*** TASK DATA Section Begins ***

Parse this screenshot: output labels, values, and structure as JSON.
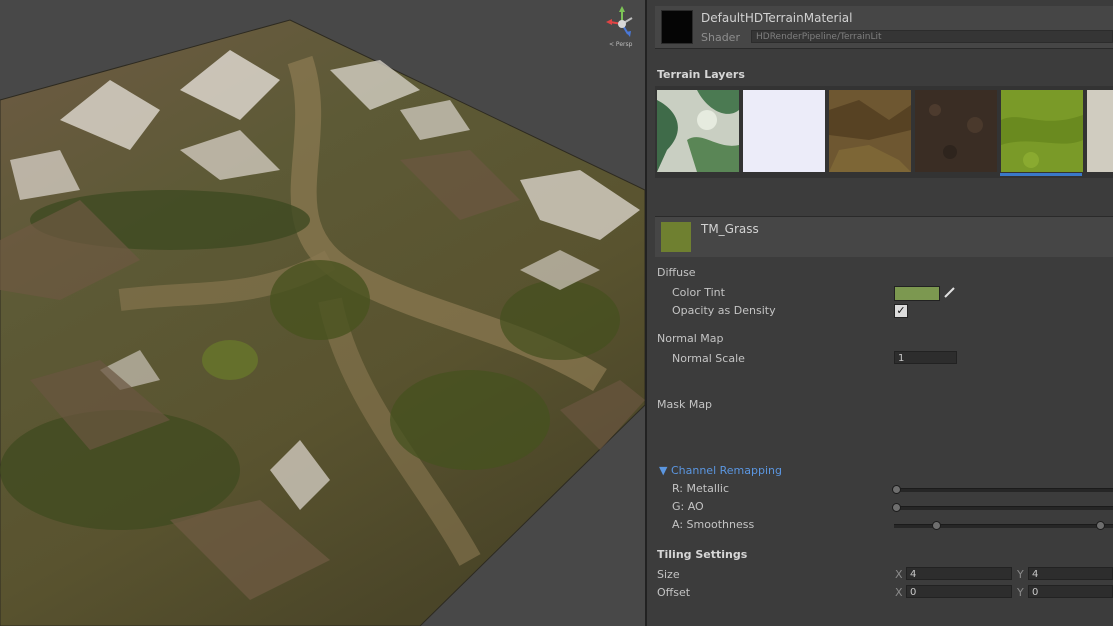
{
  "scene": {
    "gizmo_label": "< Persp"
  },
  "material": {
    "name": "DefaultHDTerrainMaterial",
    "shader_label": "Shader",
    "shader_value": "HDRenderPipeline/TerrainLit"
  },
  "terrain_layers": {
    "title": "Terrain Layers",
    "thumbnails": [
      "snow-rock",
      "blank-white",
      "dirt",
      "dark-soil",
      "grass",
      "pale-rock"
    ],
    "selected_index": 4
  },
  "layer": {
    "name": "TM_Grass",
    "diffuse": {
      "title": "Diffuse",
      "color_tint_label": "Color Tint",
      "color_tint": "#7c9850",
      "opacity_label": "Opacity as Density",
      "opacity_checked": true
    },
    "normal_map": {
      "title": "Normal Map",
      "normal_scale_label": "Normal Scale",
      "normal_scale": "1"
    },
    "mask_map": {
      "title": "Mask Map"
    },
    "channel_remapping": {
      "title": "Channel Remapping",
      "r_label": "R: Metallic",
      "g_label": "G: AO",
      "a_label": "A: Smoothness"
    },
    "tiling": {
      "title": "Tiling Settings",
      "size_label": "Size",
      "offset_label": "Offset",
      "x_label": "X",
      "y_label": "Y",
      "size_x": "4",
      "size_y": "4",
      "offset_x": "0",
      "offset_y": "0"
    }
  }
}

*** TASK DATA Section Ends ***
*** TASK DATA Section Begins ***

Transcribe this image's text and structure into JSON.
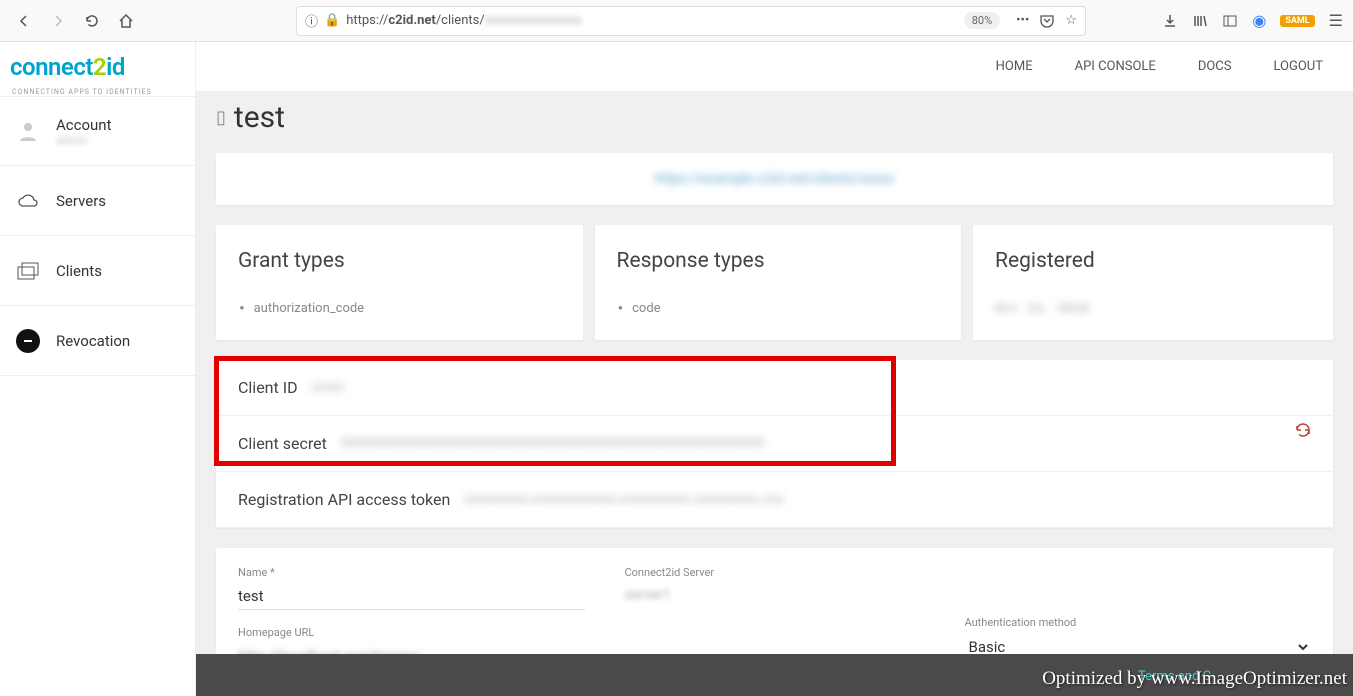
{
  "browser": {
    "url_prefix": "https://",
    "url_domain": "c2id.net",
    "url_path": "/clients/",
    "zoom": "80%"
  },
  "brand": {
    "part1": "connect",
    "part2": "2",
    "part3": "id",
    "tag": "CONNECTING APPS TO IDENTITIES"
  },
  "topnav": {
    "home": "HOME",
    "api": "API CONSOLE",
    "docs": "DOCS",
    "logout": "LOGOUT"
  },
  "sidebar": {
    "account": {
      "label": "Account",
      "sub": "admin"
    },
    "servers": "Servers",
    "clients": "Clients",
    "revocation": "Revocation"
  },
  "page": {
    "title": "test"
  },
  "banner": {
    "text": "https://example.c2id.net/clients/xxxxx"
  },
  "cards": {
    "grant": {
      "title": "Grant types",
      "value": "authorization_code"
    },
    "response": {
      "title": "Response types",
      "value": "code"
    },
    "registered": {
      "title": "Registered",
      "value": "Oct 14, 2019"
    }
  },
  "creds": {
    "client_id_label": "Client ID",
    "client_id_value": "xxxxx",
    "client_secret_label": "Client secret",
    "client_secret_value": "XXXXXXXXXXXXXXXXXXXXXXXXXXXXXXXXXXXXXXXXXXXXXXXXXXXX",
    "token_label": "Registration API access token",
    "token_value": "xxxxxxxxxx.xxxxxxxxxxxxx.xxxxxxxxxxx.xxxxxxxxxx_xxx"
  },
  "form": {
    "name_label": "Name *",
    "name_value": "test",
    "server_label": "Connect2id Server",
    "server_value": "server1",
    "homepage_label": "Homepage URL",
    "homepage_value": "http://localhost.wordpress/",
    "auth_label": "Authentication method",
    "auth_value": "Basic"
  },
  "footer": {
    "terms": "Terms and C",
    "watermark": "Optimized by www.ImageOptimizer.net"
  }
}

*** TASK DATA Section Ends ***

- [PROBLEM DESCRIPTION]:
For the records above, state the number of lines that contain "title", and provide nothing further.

- [OUTPUT BELOW]:
10